I first came across The $100 Startup a couple of years ago when it first came out. I’ve been working through it recently as I’ve been working on a side project. I believe that this book has huge value for church planters. I’m a believer in the value of bivocational ministry, and think this book has a lot to offer for planters and other pastors who are looking to earn income from other sources besides vocational ministry.

Can I suggest that there is also value in thinking about this approach for ministry?

Instead of dreaming of church plants that require tens or hundreds of thousands of dollars a year, perhaps there is a way to begin with a simple, reproducible model with little overhead for salaries and facilities.

Instead of developing an elaborate plan, perhaps there is a way to begin simply and to figure things out on the ground.

Instead of expecting each plant to become a megachurch, perhaps there is a place for micro-churches that spread through neighborhoods and focus on reproduction.

Trevin Wax has interviewed Jimmy Scroggins on this topic. "One thing’s for sure," Scroggins says, "traditional, funded, full-time church planters are not going to plant enough churches to truly penetrate the lostness of North America." We need both traditional church plants and what he calls rabbit churches. J.D. Payne has also written about the need for simple, reproducible models, as well as experimentation and learning.
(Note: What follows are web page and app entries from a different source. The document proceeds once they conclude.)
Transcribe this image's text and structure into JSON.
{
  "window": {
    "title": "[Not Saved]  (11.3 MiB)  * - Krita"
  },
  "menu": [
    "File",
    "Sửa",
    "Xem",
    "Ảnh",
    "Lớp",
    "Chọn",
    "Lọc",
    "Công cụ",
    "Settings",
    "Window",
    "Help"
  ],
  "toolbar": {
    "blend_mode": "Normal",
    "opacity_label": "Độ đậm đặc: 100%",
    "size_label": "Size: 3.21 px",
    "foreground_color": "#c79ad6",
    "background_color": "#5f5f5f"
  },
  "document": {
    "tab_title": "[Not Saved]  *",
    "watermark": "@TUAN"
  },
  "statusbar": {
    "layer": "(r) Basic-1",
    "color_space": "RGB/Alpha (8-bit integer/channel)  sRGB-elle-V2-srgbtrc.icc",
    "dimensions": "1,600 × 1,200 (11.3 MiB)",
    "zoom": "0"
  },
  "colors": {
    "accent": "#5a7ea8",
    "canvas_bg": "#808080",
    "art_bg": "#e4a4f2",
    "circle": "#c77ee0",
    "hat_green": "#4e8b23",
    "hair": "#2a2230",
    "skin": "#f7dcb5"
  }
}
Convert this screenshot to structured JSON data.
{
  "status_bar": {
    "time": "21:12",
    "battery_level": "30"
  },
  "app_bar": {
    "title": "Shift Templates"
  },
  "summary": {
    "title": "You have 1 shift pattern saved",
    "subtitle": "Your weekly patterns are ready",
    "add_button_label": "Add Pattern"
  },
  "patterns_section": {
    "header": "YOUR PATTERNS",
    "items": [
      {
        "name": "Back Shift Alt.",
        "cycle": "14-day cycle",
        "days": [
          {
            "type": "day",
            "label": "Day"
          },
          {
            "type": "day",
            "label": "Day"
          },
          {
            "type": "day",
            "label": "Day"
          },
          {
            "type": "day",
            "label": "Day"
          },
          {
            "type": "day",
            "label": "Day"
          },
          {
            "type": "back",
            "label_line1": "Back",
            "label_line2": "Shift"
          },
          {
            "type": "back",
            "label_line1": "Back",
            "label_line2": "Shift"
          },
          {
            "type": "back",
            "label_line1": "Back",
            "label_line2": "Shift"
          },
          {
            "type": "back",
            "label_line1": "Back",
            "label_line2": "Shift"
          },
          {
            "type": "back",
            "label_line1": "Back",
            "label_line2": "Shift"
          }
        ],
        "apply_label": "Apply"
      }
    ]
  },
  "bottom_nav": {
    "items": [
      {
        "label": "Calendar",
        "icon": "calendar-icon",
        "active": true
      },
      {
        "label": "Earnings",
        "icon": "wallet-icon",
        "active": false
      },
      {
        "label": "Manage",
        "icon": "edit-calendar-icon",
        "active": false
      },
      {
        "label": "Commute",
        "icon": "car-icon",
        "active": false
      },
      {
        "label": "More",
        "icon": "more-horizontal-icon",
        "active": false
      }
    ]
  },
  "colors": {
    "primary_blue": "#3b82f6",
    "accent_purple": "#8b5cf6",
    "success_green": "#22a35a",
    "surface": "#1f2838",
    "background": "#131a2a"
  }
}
Books like The $100 Startup make me long for these lessons to be applied in a big way to church planting in North America and beyond.

Don’t get me wrong. There’s a role for more traditional church plants, just like there’s a role for traditional business. But there’s also a huge role for small, micro-church plants that don’t require a lot of outside investment. I have a feeling we’ll be seeing more of these in the future. I hope so.

Planting at the Intersection of Receptivity, Need, and Passion

Where should we plant churches? With over four billion people on the planet who are not disciples of Jesus Christ, we have a responsibility to answer this question carefully. No one has helped me think through this question more than J.D. Payne, author of Discovering Church Planting.

Payne suggests that we plant at the intersection of receptivity and need:

  • Receptivity — Where are people ready to hear the gospel? While there is a role for planting in areas with low receptivity, it is best to prioritize areas where people are receptive to the gospel.
  • Need — Where do people need to hear the gospel? Where are there a high number of people who have never heard the gospel, in contrast to areas where there are a high percentage of believers? (See Payne’s recent post on Utica as an example. I would argue that Toronto is just as needy.)

Payne argues that we should prioritize areas of high need and receptivity as a matter of stewardship. While some may be called to areas of high need and low receptivity, this is not the norm.

As I think about this, I would add one more consideration:

  • Passion — Where am I particularly suited and impassioned to serve?

This is probably worth its own post, but I have found that when God calls someone to do something, he usually also gives them a great passion or burden for that work. 

We should therefore aim to plant churches at the intersection of receptivity, need, and passion.

Thoughts? I’d love to hear them!